[Exercise]: Go through the entries, filter for the word "title", and copy every line that has it.

_ _ _ _

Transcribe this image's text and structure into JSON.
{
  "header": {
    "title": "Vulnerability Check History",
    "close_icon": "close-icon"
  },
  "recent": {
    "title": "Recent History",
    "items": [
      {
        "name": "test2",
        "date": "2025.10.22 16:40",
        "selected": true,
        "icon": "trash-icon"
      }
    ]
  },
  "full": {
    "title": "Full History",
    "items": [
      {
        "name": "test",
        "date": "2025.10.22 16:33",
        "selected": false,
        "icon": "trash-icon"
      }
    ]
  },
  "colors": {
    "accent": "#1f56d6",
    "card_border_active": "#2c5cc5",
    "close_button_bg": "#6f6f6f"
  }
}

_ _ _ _

[Output below]:
    "title": "Vulnerability Check History",
    "title": "Recent History",
    "title": "Full History",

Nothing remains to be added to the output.